According tomedia reports, it is well known that the current concentration of carbon dioxide in the atmosphere is the highest in a long time. According to a new study of fossil plant materials, today’s atmospheric carbon dioxide concentrations are higher than the previous record of 23 million years and have never soared so fast.
Recently, the concentration of carbon dioxide in our atmosphere has been at a high rate. In 2016, Antarctica became the last region on Earth with a concentration of more than 400 ppm. In May 2019, data from the Monaroa Observatory in Hawaii revealed a record carbon dioxide concentration of 415.26 ppm. At present, this concentration is the highest in human history.
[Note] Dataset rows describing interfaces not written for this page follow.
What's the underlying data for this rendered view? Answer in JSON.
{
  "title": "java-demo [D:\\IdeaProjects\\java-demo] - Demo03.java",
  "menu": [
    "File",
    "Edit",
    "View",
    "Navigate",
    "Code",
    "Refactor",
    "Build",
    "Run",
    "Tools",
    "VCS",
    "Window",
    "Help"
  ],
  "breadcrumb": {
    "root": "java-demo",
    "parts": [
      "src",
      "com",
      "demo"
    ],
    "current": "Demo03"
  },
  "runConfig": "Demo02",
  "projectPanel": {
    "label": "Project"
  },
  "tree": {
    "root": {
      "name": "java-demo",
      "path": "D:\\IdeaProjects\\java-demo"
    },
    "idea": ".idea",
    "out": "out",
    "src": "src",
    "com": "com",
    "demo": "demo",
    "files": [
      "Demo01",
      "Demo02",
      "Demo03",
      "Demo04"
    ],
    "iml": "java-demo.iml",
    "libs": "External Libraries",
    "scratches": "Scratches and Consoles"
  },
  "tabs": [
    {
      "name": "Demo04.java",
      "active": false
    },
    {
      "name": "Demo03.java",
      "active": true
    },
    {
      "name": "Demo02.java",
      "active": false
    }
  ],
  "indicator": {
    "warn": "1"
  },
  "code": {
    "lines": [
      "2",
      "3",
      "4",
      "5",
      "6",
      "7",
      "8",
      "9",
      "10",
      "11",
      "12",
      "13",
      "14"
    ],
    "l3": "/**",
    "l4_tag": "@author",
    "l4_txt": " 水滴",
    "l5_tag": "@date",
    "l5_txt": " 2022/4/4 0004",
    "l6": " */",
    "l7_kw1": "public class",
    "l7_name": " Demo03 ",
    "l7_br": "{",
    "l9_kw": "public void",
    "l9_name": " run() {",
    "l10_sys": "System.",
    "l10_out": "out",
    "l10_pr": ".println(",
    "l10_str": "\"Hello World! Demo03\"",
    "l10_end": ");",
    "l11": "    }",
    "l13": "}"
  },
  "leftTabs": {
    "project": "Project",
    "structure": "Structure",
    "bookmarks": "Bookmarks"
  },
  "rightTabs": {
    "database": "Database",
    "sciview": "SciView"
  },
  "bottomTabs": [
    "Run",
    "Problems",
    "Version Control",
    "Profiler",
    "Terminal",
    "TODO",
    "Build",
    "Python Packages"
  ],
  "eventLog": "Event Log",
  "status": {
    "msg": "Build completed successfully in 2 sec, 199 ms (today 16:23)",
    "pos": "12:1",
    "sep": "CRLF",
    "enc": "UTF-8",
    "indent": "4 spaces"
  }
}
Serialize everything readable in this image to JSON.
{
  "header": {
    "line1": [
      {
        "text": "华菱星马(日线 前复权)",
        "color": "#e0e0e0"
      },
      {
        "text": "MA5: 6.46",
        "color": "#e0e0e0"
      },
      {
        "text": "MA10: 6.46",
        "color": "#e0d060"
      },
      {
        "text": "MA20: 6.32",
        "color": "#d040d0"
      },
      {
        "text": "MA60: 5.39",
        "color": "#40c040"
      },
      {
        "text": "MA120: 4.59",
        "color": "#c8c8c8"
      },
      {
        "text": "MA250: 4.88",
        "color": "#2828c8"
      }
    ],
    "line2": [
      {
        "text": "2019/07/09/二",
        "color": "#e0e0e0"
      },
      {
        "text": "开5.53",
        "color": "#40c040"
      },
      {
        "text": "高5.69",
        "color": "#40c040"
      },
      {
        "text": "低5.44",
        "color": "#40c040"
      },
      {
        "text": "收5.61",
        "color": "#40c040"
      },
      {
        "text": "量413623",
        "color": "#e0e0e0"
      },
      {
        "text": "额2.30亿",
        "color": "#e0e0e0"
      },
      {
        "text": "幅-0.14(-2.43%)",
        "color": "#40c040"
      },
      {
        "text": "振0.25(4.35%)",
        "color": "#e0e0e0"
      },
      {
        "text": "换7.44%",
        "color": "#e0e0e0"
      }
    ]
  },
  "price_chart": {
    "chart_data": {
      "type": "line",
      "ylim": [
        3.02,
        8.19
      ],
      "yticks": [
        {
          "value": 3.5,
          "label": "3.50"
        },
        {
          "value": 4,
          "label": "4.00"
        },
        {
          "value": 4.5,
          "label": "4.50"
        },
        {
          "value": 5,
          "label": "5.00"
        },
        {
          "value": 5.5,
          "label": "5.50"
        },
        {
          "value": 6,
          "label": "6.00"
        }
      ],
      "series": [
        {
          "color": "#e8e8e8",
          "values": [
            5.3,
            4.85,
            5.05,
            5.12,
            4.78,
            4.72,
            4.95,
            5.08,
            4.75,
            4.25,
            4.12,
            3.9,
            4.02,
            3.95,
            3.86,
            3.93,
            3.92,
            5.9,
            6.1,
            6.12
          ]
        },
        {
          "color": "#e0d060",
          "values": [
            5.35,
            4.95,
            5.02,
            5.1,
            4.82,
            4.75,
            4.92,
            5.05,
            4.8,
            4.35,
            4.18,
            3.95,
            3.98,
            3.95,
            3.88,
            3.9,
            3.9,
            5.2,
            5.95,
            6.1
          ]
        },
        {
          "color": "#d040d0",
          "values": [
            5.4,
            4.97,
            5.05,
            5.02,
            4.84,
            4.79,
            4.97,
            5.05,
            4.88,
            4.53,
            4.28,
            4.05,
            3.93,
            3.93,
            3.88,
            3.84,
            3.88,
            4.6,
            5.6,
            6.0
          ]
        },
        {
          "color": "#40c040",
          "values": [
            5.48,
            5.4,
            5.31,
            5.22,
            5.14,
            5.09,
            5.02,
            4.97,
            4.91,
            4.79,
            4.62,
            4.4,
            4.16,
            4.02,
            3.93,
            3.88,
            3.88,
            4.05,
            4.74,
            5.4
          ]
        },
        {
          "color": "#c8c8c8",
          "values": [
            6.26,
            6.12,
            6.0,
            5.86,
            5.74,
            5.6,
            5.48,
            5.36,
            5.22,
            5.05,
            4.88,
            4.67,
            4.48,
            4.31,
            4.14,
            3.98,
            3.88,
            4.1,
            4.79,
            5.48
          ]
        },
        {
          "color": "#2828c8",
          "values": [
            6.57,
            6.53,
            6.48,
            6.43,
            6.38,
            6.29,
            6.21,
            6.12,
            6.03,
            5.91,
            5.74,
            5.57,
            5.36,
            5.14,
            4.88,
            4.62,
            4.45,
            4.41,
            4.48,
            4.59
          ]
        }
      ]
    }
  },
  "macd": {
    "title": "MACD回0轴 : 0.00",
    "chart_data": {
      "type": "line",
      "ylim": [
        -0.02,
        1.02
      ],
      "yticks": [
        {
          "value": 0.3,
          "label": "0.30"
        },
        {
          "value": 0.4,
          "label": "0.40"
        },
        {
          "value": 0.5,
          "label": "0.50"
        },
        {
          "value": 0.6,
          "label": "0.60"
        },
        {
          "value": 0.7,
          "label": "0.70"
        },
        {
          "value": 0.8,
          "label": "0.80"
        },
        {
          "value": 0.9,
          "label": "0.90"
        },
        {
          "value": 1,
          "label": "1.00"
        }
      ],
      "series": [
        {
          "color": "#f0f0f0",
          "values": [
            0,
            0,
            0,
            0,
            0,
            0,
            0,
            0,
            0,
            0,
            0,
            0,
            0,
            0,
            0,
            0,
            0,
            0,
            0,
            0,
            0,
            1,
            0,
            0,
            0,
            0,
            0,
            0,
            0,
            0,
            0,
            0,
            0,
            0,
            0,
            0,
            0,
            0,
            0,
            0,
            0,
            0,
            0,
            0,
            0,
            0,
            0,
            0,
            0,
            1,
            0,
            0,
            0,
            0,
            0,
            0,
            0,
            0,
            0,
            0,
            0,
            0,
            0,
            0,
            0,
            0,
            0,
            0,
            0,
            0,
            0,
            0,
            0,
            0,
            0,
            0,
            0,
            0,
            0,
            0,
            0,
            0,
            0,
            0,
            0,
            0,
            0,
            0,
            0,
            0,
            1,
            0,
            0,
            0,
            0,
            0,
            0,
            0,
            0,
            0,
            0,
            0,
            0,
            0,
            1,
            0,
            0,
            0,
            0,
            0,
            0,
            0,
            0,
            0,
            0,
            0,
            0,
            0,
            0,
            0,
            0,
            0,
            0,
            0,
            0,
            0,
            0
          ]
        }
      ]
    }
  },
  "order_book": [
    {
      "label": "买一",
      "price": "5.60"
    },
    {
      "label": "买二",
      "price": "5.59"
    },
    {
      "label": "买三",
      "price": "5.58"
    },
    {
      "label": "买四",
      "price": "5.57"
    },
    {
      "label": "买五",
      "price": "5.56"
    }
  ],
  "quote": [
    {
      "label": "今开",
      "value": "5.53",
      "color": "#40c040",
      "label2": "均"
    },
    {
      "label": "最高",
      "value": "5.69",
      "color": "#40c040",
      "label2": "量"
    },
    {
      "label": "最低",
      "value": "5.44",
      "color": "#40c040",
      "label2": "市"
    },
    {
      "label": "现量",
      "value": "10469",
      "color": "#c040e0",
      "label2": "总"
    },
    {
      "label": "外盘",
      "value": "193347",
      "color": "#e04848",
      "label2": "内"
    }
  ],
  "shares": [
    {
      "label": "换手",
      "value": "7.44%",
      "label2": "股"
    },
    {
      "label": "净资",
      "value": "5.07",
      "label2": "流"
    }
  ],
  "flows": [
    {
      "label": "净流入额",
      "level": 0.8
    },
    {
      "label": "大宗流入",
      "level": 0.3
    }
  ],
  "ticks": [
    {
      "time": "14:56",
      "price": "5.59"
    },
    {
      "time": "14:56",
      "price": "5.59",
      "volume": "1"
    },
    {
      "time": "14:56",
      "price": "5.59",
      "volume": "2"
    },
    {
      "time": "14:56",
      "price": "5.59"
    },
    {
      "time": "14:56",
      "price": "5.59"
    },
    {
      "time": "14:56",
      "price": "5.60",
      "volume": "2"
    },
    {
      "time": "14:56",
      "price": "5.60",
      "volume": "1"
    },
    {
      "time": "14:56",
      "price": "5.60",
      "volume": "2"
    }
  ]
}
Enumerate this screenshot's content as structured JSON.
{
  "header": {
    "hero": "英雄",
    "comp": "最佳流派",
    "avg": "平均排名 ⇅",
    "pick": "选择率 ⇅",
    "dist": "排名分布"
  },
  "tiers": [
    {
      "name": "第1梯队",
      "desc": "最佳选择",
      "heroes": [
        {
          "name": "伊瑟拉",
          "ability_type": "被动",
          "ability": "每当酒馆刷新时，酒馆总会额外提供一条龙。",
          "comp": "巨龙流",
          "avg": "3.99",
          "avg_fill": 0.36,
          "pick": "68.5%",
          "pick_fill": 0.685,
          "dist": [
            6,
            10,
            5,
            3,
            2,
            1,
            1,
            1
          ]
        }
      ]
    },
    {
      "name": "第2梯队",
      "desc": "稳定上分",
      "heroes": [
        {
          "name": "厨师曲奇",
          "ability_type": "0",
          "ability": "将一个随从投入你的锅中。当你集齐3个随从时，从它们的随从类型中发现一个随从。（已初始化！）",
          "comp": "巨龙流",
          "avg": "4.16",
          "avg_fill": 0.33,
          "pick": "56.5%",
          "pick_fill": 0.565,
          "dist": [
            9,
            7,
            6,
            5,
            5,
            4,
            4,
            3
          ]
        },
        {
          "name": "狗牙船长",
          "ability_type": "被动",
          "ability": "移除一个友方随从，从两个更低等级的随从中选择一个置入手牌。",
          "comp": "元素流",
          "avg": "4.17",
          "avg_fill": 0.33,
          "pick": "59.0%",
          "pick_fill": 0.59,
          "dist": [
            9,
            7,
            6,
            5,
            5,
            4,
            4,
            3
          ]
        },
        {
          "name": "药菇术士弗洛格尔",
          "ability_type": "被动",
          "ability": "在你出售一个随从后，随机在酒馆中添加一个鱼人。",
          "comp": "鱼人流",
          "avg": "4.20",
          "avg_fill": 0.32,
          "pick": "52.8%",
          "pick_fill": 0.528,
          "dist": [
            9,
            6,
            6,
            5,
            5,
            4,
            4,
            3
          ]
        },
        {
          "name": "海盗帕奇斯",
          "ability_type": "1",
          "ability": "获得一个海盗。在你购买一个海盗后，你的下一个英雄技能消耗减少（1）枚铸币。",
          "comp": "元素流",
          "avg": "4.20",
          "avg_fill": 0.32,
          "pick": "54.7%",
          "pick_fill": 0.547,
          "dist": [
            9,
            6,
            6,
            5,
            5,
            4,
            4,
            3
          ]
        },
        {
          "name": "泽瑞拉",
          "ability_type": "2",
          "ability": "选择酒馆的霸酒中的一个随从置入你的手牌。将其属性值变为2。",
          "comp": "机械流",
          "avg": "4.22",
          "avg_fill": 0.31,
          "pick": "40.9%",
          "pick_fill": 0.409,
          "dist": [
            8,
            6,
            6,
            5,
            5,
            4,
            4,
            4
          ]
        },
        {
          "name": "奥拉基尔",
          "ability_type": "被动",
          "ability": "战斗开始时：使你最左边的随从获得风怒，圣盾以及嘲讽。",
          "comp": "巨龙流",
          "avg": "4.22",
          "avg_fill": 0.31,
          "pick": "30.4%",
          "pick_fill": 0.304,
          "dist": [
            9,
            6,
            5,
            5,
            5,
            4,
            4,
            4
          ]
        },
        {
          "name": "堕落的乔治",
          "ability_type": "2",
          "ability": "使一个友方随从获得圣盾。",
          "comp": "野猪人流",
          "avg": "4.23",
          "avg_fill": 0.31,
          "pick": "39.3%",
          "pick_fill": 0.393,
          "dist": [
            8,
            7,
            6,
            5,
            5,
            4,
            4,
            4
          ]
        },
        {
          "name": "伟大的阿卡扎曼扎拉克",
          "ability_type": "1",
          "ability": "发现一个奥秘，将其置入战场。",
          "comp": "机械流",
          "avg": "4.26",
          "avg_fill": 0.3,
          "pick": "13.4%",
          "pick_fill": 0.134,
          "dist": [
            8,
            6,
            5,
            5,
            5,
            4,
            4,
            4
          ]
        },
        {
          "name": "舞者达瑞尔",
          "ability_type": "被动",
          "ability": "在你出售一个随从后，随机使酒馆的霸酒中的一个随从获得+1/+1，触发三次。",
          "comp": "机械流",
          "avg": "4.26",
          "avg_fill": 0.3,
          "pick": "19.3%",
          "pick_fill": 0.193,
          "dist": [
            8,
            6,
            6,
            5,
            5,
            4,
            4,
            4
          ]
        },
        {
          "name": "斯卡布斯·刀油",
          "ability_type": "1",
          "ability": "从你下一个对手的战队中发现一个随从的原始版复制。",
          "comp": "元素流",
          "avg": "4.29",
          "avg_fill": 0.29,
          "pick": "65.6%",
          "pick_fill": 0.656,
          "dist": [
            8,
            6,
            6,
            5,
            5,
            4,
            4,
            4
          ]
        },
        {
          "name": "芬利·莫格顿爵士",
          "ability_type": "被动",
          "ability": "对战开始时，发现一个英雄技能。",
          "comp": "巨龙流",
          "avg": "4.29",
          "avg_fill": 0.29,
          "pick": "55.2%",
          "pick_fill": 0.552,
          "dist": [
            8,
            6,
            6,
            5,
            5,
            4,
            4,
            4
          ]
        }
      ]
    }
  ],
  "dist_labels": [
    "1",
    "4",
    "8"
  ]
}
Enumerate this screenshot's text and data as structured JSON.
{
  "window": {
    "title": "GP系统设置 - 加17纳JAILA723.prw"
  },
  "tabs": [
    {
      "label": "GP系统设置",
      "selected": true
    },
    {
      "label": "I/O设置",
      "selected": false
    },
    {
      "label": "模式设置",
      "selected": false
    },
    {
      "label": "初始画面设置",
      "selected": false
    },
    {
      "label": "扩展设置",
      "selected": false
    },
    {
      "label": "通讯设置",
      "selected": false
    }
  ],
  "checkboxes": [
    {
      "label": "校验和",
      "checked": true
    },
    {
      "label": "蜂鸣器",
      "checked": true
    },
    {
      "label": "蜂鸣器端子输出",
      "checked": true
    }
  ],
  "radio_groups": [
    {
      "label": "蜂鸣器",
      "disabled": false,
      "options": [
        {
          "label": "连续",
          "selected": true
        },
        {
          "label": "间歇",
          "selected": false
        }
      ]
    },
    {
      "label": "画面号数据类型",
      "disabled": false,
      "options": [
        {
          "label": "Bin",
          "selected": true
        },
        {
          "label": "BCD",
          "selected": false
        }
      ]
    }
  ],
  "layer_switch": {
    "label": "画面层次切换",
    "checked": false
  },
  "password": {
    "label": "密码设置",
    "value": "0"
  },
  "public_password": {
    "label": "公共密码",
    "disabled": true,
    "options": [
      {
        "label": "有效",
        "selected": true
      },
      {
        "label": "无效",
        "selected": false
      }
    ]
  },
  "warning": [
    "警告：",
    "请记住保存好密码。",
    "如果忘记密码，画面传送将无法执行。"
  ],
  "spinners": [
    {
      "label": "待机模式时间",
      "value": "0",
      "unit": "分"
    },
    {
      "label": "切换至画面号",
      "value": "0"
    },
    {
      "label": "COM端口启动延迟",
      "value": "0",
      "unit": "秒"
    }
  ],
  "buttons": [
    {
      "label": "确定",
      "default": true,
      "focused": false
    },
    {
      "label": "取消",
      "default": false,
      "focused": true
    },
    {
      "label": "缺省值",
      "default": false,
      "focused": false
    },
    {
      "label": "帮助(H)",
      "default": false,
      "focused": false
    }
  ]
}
Higher carbon dioxide concentrations are linked to climate change and all possible damage. Long-term studies have shown that since the beginning of the 19th century, carbon dioxide concentrations have risen sharply — and “happened” around the industrial revolution. Our direct records date back hundreds of years, but before that, the situation has become blurred. The ice core sidonted gave us a glimpse of what was 2.7 million years ago — unfortunately, it was found that the concentration was less than 300 ppm.
In the new study, researchers at Louisiana State University looked further afield, extending the time to 23 million years ago. The team achieved this by studying the fossil remains of ancient plants. As plants grow, they absorb carbon dioxide from the atmosphere, and their tissues retain certain stable carbon isotopes — especially carbon-12 and carbon-13. When these plants become fossilized, scientists can study the levels of these isotopes and determine the amount of carbon dioxide that plants grow.
Using this method, the researchers found that most of the carbon dioxide concentrations fluctuated between 230 ppm and 350 ppm over the course of 23 million years. This is far below the modern level. The team also found no dramatic increases during this period as the climbs we are experiencing now. To make matters worse, the most dramatic warming events in the past 23 million years have been associated with a relatively small increase in carbon dioxide concentrations. This includes the mid-New World, which occurred between 15 and 17 million years ago, and the mid-New World, which occurred 3 to 5 million years ago.
The new study is further evidence of the seriousness of the challenges facing humanity today.
The study was published in the journal Geology.